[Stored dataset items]
┄┄┄┄┄┄┄┄┄┄

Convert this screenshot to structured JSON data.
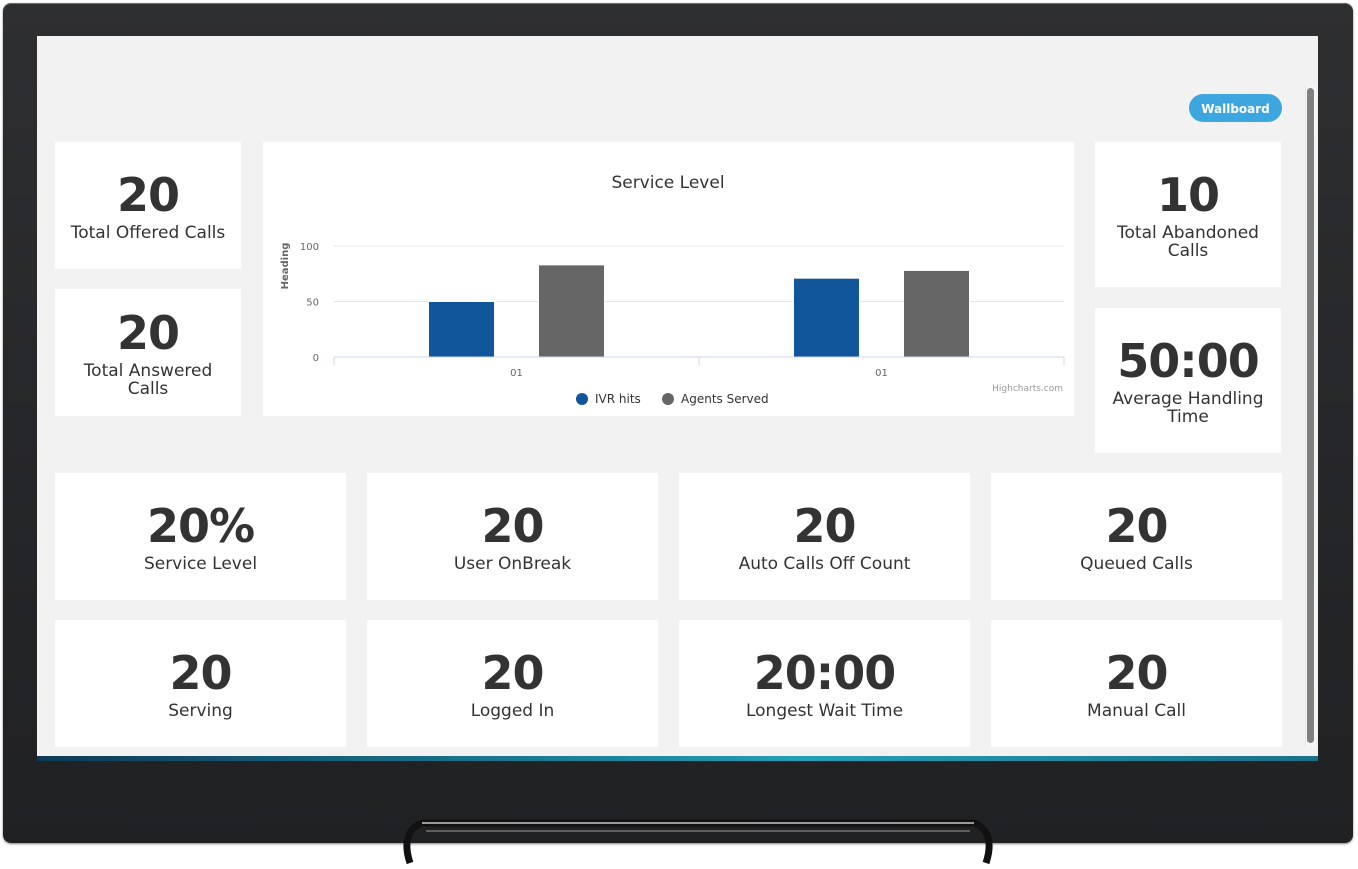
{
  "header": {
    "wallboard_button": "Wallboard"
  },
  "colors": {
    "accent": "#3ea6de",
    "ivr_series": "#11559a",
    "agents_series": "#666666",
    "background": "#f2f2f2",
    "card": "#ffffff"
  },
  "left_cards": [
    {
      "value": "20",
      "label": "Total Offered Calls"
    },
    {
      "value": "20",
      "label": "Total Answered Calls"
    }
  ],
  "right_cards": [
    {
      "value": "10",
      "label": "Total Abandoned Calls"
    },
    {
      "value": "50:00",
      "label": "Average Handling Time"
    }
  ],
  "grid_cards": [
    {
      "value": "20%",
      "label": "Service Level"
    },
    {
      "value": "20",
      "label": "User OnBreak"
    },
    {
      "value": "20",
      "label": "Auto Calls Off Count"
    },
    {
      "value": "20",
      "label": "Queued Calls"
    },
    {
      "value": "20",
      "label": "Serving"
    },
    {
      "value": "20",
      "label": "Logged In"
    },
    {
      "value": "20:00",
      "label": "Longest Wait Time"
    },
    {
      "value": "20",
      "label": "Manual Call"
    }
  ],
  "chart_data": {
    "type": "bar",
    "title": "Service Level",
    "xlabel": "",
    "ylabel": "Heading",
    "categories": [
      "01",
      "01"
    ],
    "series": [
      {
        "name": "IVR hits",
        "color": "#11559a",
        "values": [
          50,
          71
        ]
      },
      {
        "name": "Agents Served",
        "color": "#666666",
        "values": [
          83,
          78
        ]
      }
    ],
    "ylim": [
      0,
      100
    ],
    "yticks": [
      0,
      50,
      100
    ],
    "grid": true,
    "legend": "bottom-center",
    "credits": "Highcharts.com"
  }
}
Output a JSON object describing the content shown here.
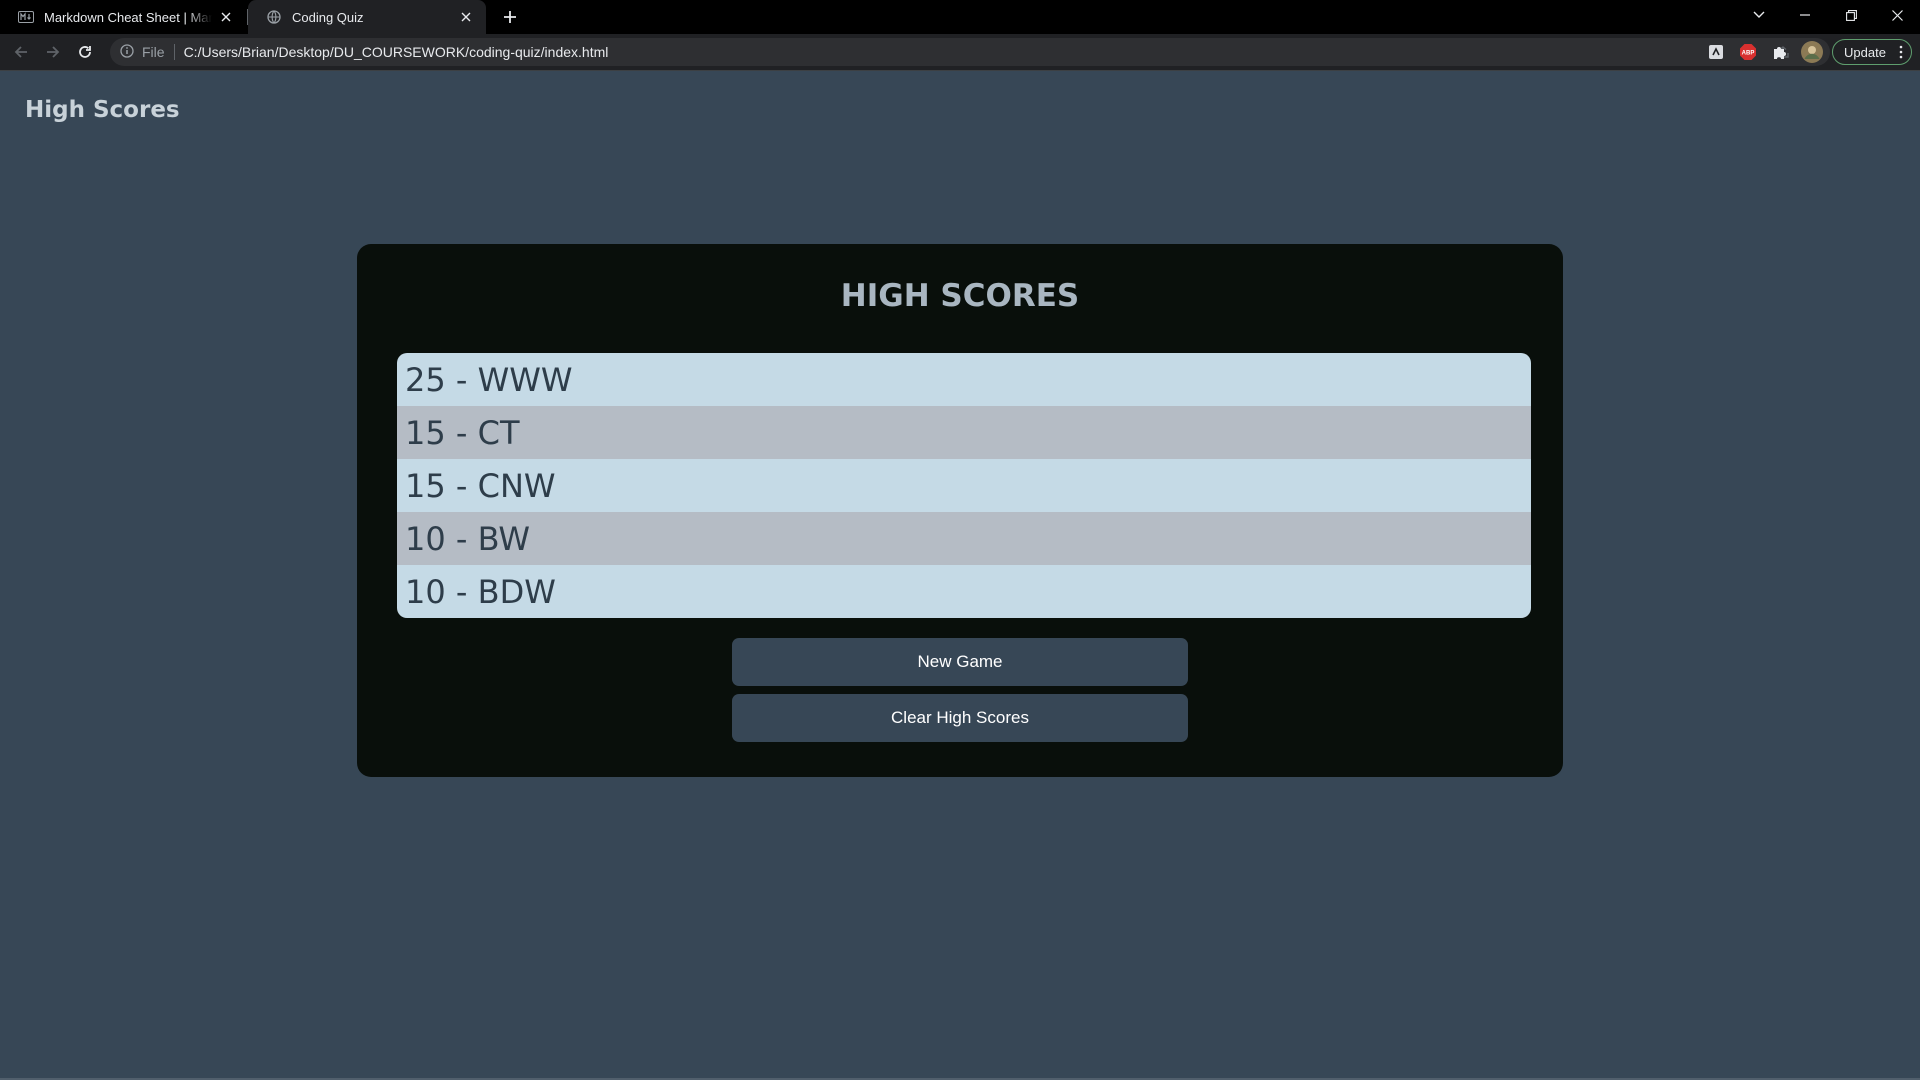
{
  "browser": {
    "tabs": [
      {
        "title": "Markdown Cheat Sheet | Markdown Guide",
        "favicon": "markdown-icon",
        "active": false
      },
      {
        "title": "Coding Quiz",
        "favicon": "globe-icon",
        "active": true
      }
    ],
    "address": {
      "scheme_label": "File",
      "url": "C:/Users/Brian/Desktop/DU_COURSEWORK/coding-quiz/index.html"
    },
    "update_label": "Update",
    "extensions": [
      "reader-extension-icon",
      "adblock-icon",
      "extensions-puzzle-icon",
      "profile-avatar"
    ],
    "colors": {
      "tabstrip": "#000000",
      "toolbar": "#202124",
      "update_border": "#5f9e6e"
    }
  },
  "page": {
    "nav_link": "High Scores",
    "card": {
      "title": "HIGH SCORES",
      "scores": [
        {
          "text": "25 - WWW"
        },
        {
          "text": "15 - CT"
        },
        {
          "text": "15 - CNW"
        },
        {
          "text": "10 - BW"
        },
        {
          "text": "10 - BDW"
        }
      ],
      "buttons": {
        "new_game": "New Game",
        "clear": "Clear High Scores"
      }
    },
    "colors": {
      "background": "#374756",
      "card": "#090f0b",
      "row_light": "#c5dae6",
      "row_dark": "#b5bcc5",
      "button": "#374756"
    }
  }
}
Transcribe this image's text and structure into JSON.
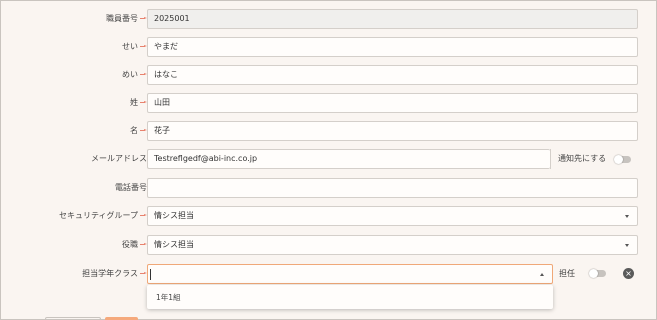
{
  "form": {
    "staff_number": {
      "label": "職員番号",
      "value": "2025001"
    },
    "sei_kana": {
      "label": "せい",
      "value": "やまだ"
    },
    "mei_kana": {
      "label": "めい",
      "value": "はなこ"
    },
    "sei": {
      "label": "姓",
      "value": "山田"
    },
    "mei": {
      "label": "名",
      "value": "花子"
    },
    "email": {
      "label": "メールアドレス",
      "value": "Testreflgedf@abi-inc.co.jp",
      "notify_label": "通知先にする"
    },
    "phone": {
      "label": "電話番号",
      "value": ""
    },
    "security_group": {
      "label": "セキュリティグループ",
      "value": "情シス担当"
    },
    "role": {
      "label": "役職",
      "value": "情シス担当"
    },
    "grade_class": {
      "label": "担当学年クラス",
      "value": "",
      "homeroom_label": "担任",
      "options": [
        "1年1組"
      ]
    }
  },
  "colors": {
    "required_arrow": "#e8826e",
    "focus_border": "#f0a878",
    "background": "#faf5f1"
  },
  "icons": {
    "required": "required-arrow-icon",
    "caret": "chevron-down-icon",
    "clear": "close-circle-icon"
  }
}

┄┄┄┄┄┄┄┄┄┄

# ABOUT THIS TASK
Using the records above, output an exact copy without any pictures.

# RESULT FOR THIS EXERCISE
Convert this screenshot to structured JSON data.
{
  "header": {
    "wallboard_button": "Wallboard"
  },
  "colors": {
    "accent": "#3ea6de",
    "ivr_series": "#11559a",
    "agents_series": "#666666",
    "background": "#f2f2f2",
    "card": "#ffffff"
  },
  "left_cards": [
    {
      "value": "20",
      "label": "Total Offered Calls"
    },
    {
      "value": "20",
      "label": "Total Answered Calls"
    }
  ],
  "right_cards": [
    {
      "value": "10",
      "label": "Total Abandoned Calls"
    },
    {
      "value": "50:00",
      "label": "Average Handling Time"
    }
  ],
  "grid_cards": [
    {
      "value": "20%",
      "label": "Service Level"
    },
    {
      "value": "20",
      "label": "User OnBreak"
    },
    {
      "value": "20",
      "label": "Auto Calls Off Count"
    },
    {
      "value": "20",
      "label": "Queued Calls"
    },
    {
      "value": "20",
      "label": "Serving"
    },
    {
      "value": "20",
      "label": "Logged In"
    },
    {
      "value": "20:00",
      "label": "Longest Wait Time"
    },
    {
      "value": "20",
      "label": "Manual Call"
    }
  ],
  "chart_data": {
    "type": "bar",
    "title": "Service Level",
    "xlabel": "",
    "ylabel": "Heading",
    "categories": [
      "01",
      "01"
    ],
    "series": [
      {
        "name": "IVR hits",
        "color": "#11559a",
        "values": [
          50,
          71
        ]
      },
      {
        "name": "Agents Served",
        "color": "#666666",
        "values": [
          83,
          78
        ]
      }
    ],
    "ylim": [
      0,
      100
    ],
    "yticks": [
      0,
      50,
      100
    ],
    "grid": true,
    "legend": "bottom-center",
    "credits": "Highcharts.com"
  }
}
Output a JSON object describing the content shown here.
{
  "browser": {
    "tabs": [
      {
        "title": "Markdown Cheat Sheet | Markdown Guide",
        "favicon": "markdown-icon",
        "active": false
      },
      {
        "title": "Coding Quiz",
        "favicon": "globe-icon",
        "active": true
      }
    ],
    "address": {
      "scheme_label": "File",
      "url": "C:/Users/Brian/Desktop/DU_COURSEWORK/coding-quiz/index.html"
    },
    "update_label": "Update",
    "extensions": [
      "reader-extension-icon",
      "adblock-icon",
      "extensions-puzzle-icon",
      "profile-avatar"
    ],
    "colors": {
      "tabstrip": "#000000",
      "toolbar": "#202124",
      "update_border": "#5f9e6e"
    }
  },
  "page": {
    "nav_link": "High Scores",
    "card": {
      "title": "HIGH SCORES",
      "scores": [
        {
          "text": "25 - WWW"
        },
        {
          "text": "15 - CT"
        },
        {
          "text": "15 - CNW"
        },
        {
          "text": "10 - BW"
        },
        {
          "text": "10 - BDW"
        }
      ],
      "buttons": {
        "new_game": "New Game",
        "clear": "Clear High Scores"
      }
    },
    "colors": {
      "background": "#374756",
      "card": "#090f0b",
      "row_light": "#c5dae6",
      "row_dark": "#b5bcc5",
      "button": "#374756"
    }
  }
}
Transcribe this image's text and structure into JSON.
{
  "form": {
    "staff_number": {
      "label": "職員番号",
      "value": "2025001"
    },
    "sei_kana": {
      "label": "せい",
      "value": "やまだ"
    },
    "mei_kana": {
      "label": "めい",
      "value": "はなこ"
    },
    "sei": {
      "label": "姓",
      "value": "山田"
    },
    "mei": {
      "label": "名",
      "value": "花子"
    },
    "email": {
      "label": "メールアドレス",
      "value": "Testreflgedf@abi-inc.co.jp",
      "notify_label": "通知先にする"
    },
    "phone": {
      "label": "電話番号",
      "value": ""
    },
    "security_group": {
      "label": "セキュリティグループ",
      "value": "情シス担当"
    },
    "role": {
      "label": "役職",
      "value": "情シス担当"
    },
    "grade_class": {
      "label": "担当学年クラス",
      "value": "",
      "homeroom_label": "担任",
      "options": [
        "1年1組"
      ]
    }
  },
  "colors": {
    "required_arrow": "#e8826e",
    "focus_border": "#f0a878",
    "background": "#faf5f1"
  },
  "icons": {
    "required": "required-arrow-icon",
    "caret": "chevron-down-icon",
    "clear": "close-circle-icon"
  }
}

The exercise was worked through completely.